RECORD EXTRACTS
>>>

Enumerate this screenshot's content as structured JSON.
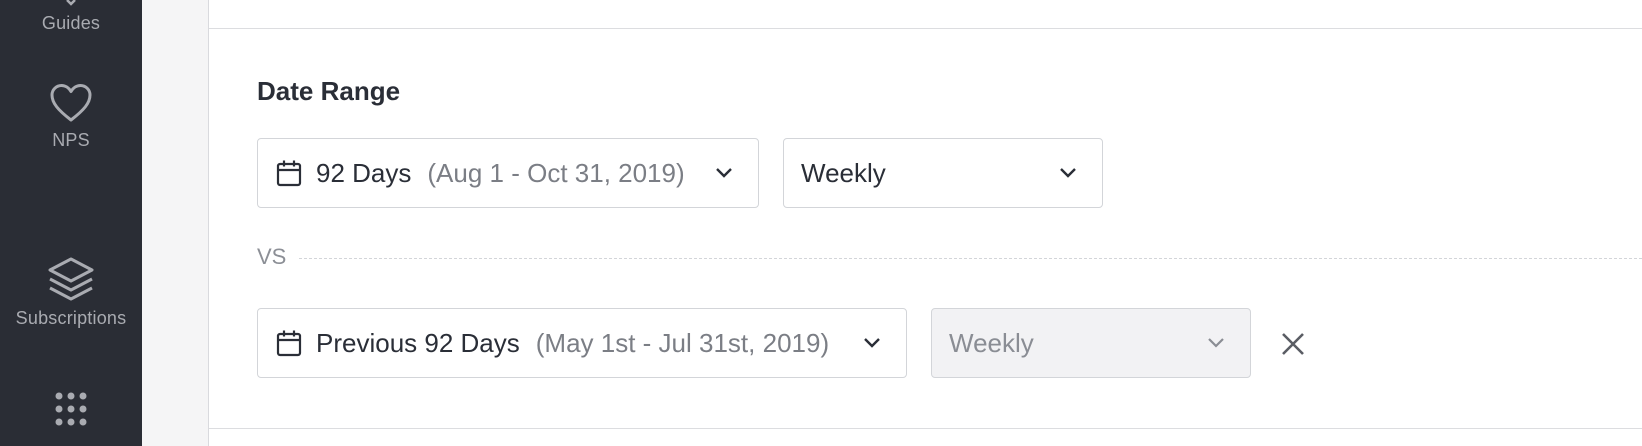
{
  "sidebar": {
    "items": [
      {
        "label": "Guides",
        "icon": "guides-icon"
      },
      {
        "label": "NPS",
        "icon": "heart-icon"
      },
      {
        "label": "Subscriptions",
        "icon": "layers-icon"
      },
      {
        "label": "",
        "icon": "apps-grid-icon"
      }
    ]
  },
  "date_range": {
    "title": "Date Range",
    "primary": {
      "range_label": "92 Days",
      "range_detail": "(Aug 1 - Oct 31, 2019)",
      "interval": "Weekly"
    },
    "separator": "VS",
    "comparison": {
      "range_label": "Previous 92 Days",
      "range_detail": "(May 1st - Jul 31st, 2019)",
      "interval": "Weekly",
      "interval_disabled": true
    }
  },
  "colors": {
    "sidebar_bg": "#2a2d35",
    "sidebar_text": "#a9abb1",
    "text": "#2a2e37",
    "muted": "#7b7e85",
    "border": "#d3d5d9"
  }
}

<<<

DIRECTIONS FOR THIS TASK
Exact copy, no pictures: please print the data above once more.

TASK OUTPUT
Enumerate this screenshot's content as structured JSON.
{
  "sidebar": {
    "items": [
      {
        "label": "Guides",
        "icon": "guides-icon"
      },
      {
        "label": "NPS",
        "icon": "heart-icon"
      },
      {
        "label": "Subscriptions",
        "icon": "layers-icon"
      },
      {
        "label": "",
        "icon": "apps-grid-icon"
      }
    ]
  },
  "date_range": {
    "title": "Date Range",
    "primary": {
      "range_label": "92 Days",
      "range_detail": "(Aug 1 - Oct 31, 2019)",
      "interval": "Weekly"
    },
    "separator": "VS",
    "comparison": {
      "range_label": "Previous 92 Days",
      "range_detail": "(May 1st - Jul 31st, 2019)",
      "interval": "Weekly",
      "interval_disabled": true
    }
  },
  "colors": {
    "sidebar_bg": "#2a2d35",
    "sidebar_text": "#a9abb1",
    "text": "#2a2e37",
    "muted": "#7b7e85",
    "border": "#d3d5d9"
  }
}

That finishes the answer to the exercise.